The final equation for the class chosen by a naive Bayes classifier is thus:

**Let’s go over a numerical example.**

Consider the following sentences:

To make the example easier to follow, let’s assume we applied some pre-processing to the sentences and removed stopwords. The resulting sentences are:

Total words for class “sports”: 3

Total words for class “not sports”: 4

At this point, we want to assign a class to the following sentence “that was a very close and memorable match”. After stop word removal: “close memorable match”.

We can see that the priors for both classes are the same:

P(Sports) = 0.5

P(Not Sports) = 0.5

likelihood P(“close memorable match”|Sports) = P(“close”|Sports) * P(“memorable”|Sports) * P(“match”|Sports)

**Now we run into a problem**

Because the words “close” and “memorable” are not in the vocabulary of the sports class we end up with 0 when multiplying the individual probabilities. The simplest solution is the add-one (Laplace) smoothing: we are adding 1 to the numerator and the number of words in the total vocabulary to the denominator. This results in the following values:

likelihood P(“ close memorable match”|Sports) = 1/10 * 1/10 * 3/10 = 0.003

likelihood P(“ close memorable match”|not Sports) = 2/11 * 1/11 * 1/11 = 0.0015

Posterior = likelihood * prior, so the probability of the sentence “that was a very close and memorable match” belonging to the class “sports” is 0.0015, whereas the probability belonging to the class “not sports” is 0.00075. So the sentence gets labelled as “sports”.

I strongly encourage you to read this chapter of the book “Speech and Language Processing” by Daniel Jurafsky and James H. Martin, as it does not only cover Naive Bayes but also metrics for evaluating text classification.

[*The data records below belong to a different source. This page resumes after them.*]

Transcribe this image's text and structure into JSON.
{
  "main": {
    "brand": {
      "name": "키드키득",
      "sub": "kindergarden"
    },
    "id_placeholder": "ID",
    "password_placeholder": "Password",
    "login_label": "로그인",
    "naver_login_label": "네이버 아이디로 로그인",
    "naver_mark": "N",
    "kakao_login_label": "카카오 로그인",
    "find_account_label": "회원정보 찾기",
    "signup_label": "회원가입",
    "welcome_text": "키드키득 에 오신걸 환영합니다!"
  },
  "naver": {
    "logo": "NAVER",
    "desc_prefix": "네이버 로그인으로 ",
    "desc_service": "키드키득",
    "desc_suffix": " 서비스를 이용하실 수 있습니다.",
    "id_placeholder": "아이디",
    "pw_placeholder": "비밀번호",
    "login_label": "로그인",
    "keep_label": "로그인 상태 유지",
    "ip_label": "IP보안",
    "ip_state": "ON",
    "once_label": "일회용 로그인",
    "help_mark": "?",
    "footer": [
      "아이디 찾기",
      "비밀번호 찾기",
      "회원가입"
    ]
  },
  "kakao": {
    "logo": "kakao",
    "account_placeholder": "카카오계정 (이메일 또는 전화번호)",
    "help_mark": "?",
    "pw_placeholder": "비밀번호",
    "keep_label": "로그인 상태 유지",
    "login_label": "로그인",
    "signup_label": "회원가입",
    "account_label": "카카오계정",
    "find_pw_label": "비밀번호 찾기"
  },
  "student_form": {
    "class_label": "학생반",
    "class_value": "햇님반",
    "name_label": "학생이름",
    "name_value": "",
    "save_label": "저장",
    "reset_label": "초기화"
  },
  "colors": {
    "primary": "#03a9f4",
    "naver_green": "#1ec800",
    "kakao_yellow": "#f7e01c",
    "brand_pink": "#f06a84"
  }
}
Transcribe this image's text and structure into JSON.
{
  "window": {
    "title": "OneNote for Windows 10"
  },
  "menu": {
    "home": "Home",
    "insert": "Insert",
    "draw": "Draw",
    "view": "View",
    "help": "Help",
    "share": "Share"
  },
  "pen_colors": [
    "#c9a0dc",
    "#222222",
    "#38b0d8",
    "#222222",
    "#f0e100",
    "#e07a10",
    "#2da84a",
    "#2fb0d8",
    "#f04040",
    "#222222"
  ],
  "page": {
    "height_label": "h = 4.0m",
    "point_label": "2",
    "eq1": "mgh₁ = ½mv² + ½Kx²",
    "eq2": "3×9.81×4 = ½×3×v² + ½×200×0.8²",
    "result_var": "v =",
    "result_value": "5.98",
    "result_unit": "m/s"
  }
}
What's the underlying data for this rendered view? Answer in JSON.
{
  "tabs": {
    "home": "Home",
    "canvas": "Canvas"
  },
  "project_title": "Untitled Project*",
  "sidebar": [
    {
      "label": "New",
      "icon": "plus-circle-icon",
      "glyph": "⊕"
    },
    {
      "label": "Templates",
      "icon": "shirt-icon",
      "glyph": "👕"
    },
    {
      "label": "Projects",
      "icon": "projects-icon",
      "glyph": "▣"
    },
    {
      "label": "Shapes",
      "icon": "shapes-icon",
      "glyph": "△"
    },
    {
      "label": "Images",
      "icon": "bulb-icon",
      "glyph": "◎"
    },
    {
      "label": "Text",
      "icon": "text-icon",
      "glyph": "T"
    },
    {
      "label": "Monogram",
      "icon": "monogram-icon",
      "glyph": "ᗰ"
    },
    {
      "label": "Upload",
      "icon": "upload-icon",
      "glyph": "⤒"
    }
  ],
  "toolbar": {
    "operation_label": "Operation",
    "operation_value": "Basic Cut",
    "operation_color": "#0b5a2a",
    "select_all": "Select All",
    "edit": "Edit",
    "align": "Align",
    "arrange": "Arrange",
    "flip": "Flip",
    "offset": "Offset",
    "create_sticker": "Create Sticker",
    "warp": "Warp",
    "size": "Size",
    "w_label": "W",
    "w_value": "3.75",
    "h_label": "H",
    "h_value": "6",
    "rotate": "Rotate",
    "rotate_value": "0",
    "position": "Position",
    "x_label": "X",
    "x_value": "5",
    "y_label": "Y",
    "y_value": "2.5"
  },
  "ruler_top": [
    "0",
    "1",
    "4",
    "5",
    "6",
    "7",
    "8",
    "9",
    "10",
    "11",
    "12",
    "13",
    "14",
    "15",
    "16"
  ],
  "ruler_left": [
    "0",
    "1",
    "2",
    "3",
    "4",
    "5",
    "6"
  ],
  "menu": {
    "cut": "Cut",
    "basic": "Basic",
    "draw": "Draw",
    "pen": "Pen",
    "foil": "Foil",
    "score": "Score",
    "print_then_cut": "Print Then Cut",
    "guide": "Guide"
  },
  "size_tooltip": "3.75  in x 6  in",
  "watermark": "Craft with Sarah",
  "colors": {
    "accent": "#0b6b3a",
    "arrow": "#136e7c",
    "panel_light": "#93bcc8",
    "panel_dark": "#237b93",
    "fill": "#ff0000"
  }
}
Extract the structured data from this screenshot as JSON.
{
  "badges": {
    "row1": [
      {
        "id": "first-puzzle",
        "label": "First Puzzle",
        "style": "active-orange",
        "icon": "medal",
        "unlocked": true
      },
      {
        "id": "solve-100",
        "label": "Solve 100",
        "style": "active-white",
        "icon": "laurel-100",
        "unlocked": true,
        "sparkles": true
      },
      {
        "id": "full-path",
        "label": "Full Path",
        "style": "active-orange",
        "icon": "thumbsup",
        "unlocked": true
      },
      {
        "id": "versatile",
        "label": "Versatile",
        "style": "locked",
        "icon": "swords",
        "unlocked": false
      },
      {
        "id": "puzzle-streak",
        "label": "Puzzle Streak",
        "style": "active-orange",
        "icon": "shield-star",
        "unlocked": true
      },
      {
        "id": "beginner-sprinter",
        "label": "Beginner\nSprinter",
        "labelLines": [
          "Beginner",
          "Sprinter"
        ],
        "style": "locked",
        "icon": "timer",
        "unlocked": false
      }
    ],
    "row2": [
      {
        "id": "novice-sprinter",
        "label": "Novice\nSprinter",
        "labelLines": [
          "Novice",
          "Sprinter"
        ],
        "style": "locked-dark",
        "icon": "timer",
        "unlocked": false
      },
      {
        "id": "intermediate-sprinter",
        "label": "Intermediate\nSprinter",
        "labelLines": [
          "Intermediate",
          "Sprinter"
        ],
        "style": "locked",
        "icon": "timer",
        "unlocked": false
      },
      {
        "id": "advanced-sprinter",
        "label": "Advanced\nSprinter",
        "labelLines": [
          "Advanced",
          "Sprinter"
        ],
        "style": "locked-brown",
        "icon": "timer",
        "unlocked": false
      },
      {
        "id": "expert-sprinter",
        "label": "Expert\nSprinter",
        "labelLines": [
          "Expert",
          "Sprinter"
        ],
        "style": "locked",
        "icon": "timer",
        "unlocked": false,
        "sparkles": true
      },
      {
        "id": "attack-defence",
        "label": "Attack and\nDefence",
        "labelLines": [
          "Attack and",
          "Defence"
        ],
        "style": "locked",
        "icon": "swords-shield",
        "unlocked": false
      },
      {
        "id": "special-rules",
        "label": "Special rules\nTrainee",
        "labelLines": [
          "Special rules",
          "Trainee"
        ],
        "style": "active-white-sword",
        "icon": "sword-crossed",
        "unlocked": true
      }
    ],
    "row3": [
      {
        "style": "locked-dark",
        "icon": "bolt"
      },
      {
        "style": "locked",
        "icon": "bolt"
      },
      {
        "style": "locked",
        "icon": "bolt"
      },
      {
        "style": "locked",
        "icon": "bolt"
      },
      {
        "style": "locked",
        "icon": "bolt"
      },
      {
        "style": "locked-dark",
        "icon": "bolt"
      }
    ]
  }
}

I hope you found this blog post useful and got a better understanding of how logistic regression and Naive Bayes work for text classification. You obviously do not have to implement these algorithms from scratch, as all machine learning libraries for Python have already done that for you. However, it is important to understand how they work in order to understand their benefits and potential weaknesses so that you can design a model that works the best for your particular type of data or problem.

**AUTHOR:** Lisa A Chalaguine – SheCanCode Blog Squad